▸ Records provided:

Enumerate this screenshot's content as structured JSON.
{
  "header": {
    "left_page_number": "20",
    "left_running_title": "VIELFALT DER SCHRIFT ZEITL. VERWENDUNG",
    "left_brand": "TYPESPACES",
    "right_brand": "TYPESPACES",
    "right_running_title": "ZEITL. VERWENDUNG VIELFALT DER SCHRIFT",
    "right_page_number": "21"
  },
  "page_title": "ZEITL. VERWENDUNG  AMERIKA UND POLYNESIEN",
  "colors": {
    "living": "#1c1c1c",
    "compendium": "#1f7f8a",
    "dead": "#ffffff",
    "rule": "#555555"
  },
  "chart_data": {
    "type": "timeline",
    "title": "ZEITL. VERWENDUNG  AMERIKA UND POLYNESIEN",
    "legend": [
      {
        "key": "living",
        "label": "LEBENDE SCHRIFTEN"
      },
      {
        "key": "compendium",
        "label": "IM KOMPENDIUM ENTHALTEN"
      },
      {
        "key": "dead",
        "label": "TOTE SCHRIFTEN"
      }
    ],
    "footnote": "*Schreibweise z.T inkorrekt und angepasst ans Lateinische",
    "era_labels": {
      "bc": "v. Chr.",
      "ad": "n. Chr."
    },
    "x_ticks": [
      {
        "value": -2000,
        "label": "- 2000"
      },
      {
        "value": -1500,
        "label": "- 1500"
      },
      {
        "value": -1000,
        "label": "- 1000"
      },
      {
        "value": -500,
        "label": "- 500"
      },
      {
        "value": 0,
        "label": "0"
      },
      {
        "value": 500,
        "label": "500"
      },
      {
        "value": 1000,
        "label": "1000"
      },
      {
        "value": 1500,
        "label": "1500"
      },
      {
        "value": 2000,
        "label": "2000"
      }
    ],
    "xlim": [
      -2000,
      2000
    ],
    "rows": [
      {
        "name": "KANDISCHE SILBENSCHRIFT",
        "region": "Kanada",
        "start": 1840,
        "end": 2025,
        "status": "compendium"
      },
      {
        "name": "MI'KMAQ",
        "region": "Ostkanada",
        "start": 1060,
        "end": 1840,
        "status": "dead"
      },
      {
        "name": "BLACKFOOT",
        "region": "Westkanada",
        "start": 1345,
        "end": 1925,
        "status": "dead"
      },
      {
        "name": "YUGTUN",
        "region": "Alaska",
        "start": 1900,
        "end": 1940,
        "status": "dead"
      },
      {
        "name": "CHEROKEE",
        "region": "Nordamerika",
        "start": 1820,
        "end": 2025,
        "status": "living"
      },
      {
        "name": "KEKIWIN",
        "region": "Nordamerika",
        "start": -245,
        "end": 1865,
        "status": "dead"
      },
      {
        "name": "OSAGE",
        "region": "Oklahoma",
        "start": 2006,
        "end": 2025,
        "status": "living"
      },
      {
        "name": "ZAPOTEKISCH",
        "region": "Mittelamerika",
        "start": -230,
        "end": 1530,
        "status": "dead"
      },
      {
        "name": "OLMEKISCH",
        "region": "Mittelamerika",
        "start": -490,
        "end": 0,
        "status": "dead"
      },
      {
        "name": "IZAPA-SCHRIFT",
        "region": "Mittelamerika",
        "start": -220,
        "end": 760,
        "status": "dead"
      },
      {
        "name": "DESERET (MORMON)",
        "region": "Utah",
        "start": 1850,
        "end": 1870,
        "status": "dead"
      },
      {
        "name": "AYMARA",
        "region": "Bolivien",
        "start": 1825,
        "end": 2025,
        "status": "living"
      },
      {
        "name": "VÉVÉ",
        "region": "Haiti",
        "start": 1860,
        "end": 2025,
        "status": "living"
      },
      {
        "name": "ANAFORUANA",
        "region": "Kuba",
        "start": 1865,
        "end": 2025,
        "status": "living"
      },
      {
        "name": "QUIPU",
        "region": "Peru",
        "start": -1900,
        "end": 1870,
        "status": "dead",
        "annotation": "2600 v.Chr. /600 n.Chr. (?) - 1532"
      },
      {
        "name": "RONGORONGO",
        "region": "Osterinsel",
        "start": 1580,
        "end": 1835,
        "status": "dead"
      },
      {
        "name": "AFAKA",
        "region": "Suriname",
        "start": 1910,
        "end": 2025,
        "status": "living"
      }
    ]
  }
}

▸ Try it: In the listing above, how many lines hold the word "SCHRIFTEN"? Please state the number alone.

▸ Answer to this task: 2